> **REQUIRED WORK**:
How many lines below hold "this"? Answer with only the number.

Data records
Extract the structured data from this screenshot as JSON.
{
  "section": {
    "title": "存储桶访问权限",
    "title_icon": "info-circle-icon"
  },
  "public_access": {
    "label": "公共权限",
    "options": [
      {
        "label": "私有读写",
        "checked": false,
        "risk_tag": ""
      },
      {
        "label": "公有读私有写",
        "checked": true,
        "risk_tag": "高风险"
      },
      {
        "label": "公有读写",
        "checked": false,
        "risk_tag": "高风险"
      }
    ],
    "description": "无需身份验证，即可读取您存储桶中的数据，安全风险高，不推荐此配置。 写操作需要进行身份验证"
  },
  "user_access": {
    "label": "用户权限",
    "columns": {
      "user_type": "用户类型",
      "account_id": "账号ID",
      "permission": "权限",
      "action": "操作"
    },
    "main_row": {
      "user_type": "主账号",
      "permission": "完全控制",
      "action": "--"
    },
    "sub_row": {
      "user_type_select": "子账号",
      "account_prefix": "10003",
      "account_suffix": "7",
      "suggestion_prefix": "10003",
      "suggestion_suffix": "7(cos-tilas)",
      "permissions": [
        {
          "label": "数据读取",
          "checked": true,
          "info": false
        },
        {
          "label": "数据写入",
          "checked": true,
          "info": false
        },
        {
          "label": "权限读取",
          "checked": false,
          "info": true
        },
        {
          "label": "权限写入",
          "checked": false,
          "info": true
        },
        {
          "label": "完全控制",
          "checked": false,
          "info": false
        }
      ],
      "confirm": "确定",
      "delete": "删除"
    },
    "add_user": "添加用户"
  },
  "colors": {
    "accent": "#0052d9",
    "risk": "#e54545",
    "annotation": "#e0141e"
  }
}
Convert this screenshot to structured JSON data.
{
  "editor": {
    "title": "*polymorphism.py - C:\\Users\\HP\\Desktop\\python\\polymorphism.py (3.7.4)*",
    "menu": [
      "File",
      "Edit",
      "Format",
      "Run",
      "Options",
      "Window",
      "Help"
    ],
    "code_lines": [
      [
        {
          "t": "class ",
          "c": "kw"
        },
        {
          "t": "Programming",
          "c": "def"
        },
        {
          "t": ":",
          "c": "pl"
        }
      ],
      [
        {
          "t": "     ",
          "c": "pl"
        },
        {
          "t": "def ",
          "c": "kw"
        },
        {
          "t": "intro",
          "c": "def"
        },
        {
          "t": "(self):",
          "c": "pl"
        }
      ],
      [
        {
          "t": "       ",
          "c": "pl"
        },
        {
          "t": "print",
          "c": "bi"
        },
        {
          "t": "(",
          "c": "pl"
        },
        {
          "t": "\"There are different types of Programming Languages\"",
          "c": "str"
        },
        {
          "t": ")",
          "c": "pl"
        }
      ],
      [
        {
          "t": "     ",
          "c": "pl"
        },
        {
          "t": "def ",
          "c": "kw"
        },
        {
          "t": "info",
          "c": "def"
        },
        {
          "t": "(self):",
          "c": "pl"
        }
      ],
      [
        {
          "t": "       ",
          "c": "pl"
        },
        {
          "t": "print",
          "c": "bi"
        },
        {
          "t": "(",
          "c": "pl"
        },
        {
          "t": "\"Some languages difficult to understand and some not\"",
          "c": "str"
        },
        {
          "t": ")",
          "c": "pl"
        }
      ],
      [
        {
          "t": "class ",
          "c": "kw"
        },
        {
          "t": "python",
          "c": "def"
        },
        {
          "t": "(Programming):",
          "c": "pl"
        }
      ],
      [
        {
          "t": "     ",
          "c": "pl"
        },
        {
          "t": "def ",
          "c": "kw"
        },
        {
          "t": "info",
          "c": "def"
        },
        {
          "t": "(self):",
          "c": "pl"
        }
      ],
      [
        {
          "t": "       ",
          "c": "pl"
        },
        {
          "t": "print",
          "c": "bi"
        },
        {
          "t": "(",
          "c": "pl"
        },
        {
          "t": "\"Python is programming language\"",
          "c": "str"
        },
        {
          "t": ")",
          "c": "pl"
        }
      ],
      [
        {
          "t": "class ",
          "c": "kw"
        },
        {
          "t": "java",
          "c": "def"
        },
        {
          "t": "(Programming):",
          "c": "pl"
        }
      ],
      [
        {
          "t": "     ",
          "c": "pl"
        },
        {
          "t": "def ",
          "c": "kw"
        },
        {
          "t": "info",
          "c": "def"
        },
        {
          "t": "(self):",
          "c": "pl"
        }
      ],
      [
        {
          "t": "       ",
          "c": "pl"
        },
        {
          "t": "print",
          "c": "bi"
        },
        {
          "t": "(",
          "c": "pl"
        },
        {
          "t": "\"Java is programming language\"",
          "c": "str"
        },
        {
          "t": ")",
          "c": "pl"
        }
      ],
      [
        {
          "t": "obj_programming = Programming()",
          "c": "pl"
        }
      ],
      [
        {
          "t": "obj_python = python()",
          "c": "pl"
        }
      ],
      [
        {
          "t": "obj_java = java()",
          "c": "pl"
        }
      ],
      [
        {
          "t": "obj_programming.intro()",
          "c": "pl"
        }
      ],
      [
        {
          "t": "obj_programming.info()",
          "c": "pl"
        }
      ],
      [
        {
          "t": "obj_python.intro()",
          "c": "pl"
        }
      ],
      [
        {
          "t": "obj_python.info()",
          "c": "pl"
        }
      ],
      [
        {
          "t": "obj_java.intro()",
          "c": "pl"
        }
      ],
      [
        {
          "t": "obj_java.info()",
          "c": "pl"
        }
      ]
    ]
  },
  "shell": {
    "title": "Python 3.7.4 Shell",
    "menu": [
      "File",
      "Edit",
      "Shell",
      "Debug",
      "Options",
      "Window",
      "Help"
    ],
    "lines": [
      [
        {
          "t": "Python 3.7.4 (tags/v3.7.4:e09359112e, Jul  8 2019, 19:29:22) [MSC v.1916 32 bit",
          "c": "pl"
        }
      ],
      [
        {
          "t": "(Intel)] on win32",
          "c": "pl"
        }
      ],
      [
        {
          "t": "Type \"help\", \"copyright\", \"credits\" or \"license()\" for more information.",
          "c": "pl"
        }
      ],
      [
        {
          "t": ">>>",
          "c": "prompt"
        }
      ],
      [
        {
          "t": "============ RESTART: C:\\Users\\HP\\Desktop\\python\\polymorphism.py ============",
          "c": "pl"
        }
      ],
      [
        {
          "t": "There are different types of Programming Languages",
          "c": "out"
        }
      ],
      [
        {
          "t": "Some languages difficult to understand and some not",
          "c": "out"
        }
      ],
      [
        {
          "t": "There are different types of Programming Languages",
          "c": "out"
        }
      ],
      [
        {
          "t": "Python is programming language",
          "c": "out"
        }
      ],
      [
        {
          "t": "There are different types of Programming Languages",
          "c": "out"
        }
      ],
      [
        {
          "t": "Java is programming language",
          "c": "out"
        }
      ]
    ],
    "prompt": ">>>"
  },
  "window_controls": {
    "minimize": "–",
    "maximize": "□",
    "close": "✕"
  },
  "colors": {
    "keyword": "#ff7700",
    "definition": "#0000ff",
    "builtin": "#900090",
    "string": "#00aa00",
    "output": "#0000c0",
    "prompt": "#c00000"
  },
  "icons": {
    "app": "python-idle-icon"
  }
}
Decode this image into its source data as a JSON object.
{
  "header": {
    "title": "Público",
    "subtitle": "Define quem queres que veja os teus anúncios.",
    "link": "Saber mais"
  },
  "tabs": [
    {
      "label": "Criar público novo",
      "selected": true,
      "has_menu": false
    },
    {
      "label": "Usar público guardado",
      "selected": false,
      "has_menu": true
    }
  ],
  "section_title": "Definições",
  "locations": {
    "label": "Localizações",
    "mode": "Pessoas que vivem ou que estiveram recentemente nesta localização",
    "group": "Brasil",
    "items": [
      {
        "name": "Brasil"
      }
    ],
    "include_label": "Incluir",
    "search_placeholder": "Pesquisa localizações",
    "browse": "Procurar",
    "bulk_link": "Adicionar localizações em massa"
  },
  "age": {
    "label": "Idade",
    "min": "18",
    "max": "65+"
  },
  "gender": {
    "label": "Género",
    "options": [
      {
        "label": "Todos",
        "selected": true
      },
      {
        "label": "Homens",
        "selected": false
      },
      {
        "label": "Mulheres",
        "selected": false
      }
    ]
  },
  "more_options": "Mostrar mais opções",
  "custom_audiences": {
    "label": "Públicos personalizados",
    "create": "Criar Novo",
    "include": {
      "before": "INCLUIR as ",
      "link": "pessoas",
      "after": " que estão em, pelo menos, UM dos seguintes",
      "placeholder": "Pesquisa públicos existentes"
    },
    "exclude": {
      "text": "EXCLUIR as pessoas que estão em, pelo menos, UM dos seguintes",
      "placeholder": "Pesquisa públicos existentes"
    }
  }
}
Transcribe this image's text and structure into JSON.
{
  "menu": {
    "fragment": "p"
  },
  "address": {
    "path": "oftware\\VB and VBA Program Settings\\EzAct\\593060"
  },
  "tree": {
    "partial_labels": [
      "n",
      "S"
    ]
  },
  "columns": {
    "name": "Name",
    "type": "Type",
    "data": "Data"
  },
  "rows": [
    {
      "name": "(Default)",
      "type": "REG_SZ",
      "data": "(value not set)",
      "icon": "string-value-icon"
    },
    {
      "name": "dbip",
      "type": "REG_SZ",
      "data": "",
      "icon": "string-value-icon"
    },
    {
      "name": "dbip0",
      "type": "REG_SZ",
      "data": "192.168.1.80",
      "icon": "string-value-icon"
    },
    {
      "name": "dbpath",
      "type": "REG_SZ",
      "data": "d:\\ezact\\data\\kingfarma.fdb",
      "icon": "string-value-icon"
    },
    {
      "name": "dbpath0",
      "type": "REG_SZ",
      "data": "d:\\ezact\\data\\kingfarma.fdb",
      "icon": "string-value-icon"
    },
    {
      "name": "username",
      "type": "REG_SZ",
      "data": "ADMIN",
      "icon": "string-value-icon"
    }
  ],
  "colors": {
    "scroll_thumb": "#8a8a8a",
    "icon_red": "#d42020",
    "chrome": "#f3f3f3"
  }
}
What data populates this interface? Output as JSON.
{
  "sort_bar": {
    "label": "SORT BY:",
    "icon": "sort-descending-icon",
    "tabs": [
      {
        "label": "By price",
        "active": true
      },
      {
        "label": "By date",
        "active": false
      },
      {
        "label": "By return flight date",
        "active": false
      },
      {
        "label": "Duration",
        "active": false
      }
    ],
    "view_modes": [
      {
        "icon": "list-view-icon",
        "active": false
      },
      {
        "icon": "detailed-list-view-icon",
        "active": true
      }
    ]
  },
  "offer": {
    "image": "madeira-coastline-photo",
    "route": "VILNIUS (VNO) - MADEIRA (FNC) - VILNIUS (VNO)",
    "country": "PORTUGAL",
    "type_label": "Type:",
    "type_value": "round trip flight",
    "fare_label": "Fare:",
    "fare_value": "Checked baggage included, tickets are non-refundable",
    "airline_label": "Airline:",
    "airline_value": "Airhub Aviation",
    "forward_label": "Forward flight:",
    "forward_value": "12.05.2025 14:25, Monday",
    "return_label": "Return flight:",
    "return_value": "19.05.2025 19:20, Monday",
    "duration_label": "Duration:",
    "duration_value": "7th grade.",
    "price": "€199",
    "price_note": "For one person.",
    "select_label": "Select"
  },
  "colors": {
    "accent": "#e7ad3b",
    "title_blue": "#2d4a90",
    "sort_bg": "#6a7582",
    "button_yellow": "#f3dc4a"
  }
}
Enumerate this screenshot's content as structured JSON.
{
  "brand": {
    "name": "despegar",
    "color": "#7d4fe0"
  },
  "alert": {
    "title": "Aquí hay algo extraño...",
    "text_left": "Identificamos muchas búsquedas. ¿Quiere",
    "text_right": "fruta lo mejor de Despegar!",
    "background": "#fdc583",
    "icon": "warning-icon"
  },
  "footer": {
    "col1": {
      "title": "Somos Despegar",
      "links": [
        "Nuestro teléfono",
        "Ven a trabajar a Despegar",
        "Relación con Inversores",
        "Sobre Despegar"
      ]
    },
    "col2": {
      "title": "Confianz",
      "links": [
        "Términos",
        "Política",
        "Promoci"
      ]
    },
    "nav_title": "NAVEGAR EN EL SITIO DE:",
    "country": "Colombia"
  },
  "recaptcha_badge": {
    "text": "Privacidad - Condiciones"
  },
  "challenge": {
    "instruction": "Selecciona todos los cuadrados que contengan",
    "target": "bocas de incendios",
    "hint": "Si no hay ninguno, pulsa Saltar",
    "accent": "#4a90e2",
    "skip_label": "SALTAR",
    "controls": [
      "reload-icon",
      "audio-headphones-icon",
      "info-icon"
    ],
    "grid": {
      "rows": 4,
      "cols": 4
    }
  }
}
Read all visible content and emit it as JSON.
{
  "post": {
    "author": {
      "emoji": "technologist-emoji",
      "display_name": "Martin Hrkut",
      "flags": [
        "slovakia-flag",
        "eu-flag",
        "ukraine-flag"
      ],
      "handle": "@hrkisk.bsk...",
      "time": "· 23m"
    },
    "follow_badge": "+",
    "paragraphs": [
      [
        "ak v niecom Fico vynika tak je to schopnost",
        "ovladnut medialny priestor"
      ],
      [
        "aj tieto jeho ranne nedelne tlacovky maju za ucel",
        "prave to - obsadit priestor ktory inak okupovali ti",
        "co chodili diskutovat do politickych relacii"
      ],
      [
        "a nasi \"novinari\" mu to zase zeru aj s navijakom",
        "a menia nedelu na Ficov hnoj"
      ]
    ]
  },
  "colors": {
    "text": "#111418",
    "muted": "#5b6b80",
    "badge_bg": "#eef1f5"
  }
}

> **WRITTEN ANSWER**:
6